Work out how many lines of the data hold the string "title", and reply with that number alone.
Content starts
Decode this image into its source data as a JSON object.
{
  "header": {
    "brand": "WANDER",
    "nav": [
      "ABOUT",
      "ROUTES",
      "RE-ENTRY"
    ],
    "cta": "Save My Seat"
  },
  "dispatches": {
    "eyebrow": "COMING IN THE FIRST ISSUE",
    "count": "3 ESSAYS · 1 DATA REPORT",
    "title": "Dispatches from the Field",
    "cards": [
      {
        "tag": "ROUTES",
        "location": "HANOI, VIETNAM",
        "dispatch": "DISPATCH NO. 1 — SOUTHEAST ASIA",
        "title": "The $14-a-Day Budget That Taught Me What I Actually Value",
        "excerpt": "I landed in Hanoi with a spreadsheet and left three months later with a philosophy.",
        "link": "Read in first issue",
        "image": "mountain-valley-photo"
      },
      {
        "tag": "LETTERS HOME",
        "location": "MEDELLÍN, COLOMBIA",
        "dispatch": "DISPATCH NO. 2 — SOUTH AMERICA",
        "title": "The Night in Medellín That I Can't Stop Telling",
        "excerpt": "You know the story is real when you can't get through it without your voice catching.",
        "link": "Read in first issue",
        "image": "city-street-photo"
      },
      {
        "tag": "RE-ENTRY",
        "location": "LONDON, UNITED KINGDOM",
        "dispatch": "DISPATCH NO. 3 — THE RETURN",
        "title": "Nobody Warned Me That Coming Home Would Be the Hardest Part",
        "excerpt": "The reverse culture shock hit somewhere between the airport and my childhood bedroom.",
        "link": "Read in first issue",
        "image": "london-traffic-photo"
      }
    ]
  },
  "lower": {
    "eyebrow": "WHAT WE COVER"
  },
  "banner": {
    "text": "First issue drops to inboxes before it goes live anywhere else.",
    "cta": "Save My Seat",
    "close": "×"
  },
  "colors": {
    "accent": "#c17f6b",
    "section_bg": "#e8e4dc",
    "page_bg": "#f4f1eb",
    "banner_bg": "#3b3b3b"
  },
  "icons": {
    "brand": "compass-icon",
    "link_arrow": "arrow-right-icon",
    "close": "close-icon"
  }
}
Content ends
__YOUR RESPONSE__:
4